The Advising Partnership
Advisers work with you to develop plans for a major, match your personal strengths and interests with opportunities in the University curriculum, understand and complete requirements, avoid or overcome administrative problems, and develop a sense of purpose in your undergraduate education. Advisers are an important part of your educational team here at the UW.
Who is my adviser?
Anyone you choose! Although our office makes sure that every new student is contacted by one of our academic counselors, you can choose to see this person or whomever you'd like. Most students start out meeting with the general advisers in our office or the Office of Minority Affairs & Diversity Counseling Services. As you start to narrow down your choice of majors, or if you're already declared, you will want to start meeting with department advisers. Other advising services at the UW include Student-Athlete Academic Services and the University Honors Program. Your ideal educational team will include both general and department advisers.
General advisers have expertise spanning the whole university. Until you declare a major you might primarily work with general advisers. They can explain requirements and procedures and help you plan for your major. They'll discuss with you how you can match your own interests with opportunities at the UW, and how you can integrate your academic and career plans.
In addition to general advising, each of these offices offer specialized advising services. For example, our office also offers advising services to second-year students, preprofessional students, and students who are struggling academically.
College and department advising
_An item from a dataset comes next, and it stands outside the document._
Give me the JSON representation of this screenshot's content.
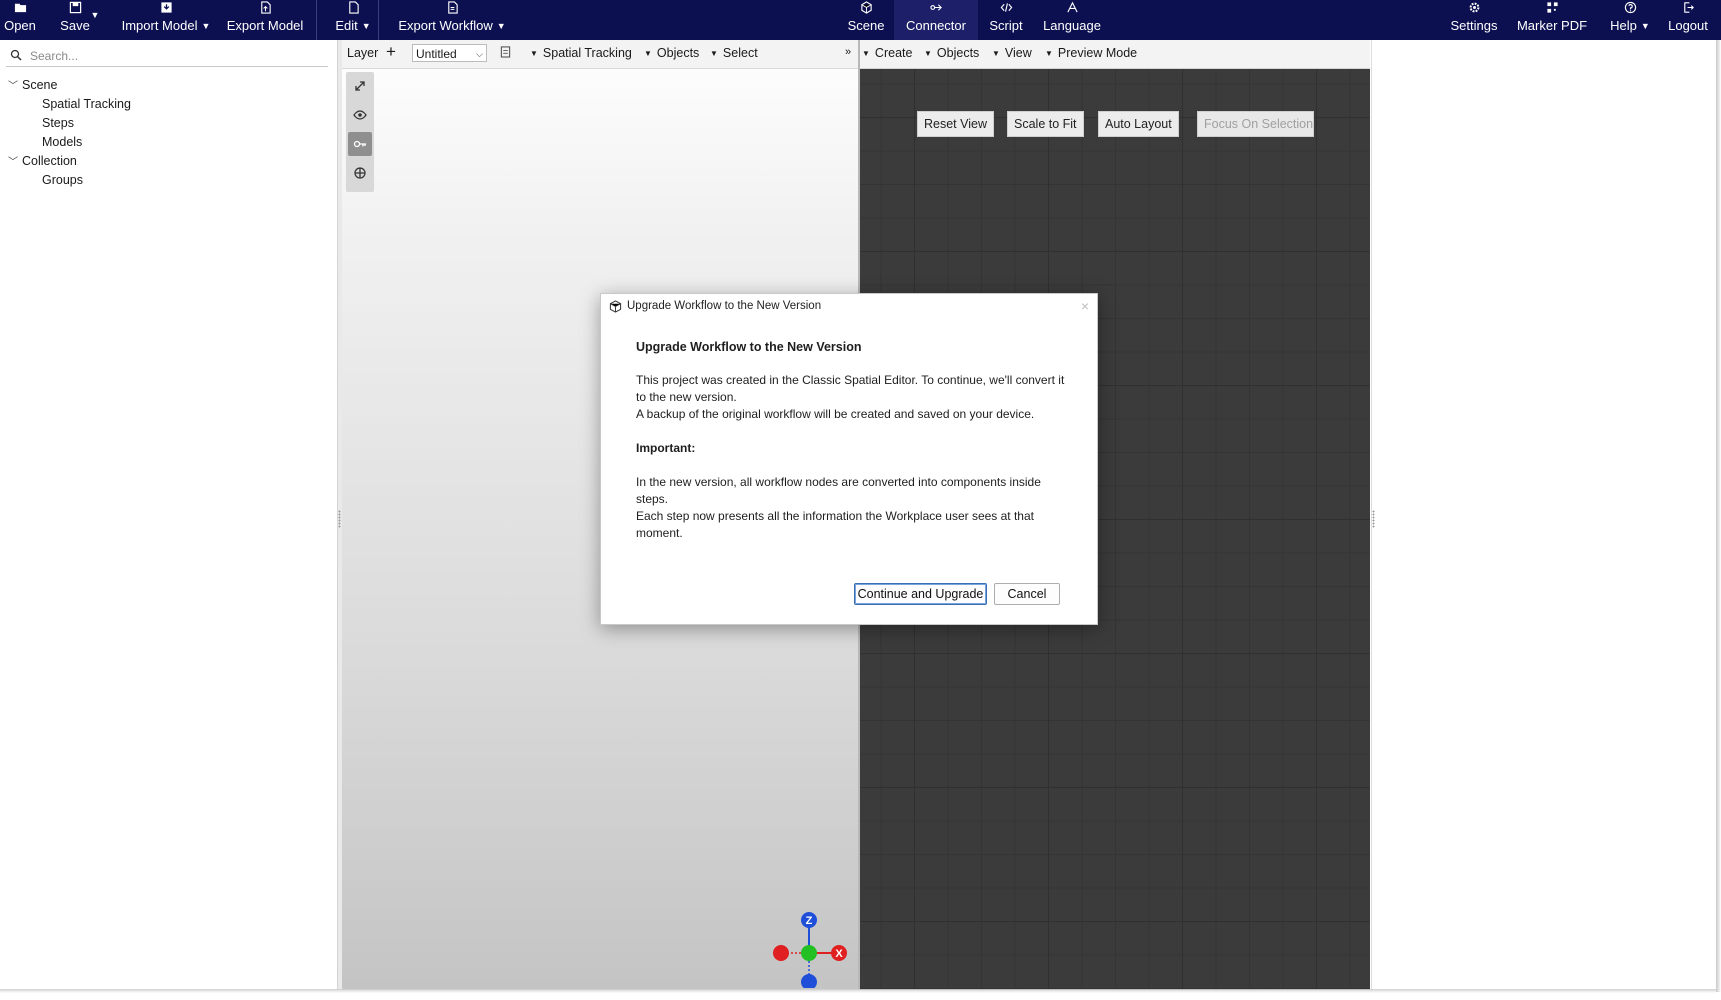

College and Department advisers, on the other hand, have specialized knowledge of their specific area of the university. As you start to narrow down your choice of majors, you will want to meet with the college and department advisers for those majors for program planning and, in many cases, preparing your application for admission to the major. College and department advisers can introduce you to the opportunities available in each program, including internships, undergraduate research, scholarships, new and one-time course offerings, and special events. Once you declare a major, you will meet primarily with that department's adviser to plan your program of classes, stay connected with your academic community, and prepare for graduation and beyond.
For newly-admitted UW students
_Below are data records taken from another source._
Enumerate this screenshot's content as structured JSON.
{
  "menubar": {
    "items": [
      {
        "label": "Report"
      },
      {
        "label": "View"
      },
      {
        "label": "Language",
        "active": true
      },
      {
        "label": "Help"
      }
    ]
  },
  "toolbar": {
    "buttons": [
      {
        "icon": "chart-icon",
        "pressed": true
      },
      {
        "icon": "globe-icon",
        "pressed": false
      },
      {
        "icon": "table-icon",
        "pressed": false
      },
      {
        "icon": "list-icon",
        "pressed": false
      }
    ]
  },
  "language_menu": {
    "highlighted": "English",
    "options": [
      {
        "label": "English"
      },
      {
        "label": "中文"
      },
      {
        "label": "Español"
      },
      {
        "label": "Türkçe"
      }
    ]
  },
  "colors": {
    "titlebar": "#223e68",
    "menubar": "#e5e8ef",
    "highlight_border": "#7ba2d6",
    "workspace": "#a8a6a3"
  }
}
Your Advising & Orientation date is when you will have your first opportunity to meet with an adviser. We cannot meet with you before that date. If you cannot come to campus that day, contact First Year Programs to schedule another date, which will probably be later. We can answer quick questions over the phone (206-543-2550) or through email.
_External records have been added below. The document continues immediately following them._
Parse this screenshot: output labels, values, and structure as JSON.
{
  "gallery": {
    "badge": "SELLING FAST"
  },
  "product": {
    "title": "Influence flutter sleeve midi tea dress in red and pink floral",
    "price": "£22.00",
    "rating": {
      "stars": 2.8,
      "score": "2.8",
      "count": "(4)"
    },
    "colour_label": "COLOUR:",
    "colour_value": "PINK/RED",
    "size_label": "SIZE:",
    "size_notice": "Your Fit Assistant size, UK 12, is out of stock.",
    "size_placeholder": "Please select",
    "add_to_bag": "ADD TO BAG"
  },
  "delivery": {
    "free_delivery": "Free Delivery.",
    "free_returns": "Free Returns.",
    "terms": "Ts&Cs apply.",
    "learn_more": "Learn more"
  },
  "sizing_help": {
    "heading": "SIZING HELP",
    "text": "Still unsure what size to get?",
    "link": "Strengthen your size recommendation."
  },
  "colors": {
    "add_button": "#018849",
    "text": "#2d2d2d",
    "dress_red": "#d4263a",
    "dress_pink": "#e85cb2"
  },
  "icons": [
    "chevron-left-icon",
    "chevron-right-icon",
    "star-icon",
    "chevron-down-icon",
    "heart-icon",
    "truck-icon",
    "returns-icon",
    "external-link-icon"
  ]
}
You can, however, start thinking about courses for your first quarter, and attend one or more of the wide variety of information sessions we offer on UW majors and preprofessional programs. You can also start looking through your major requirements and the Time Schedule.
For prospective transfer students
Each Thursday afternoon advisers in our office and many department advisers are available to meet with prospective transfer students for drop-in advising. Bring your transcripts and discuss your academic plans. Each Thursday a counselor from the Office of Admissions also offers one or more 30-minute group information sessions on transfer admission. In addition, a number of UW majors, preprofessional programs, and graduate programs offer information sessions on Thursday afternoons, so that prospective students can attend two or even three sessions in one trip to campus.
If you are unable to come to campus on Thursdays, call our office at 206-543-2550 and discuss your situation with an adviser. You can also email questions to email@example.com. (Email admissions questions to firstname.lastname@example.org.)
If you have already decided on a major, it may be more appropriate to contact a department adviser.
For prospective freshmen
If you are interested in entering the UW as a freshman, you should work with the counselors in UW Admissions.
Pre-health and pre-law are not undergraduate majors at the University of Washington. However, these programs require different forms of preparation, and our advisers are committed to helping you with this process. They will assist you along the way—pointing you in the right direction, helping you with timelines, giving you insights into the application process—and they will be a resource for you as you make your choices.
What other types of advising are available?
UW also has financial aid advisers in the Student Financial Aid Office, and money management advisers in Student Fiscal Services. There are career counselors at the UW Career Center. Personal and group counseling, and study-skills workshops, are available from the psychologists and other professional staff at the Counseling Center.
- The Counseling Center provides personal and career counseling, and also offers study-skills workshops.
- The Career Center can help you with career planning and searching for a job. They offer many workshops and career fairs.
- Financial Aid advisers can provide information about the types of financial aid available and how to apply.
- Student Fiscal Services advisers can talk with you about money management, tax issues, and any questions about tuition and fees.
- International student advisers provide assistance with navigating the F-1 and J-1 student visa benefits and restrictions.
Photo by UW Admissions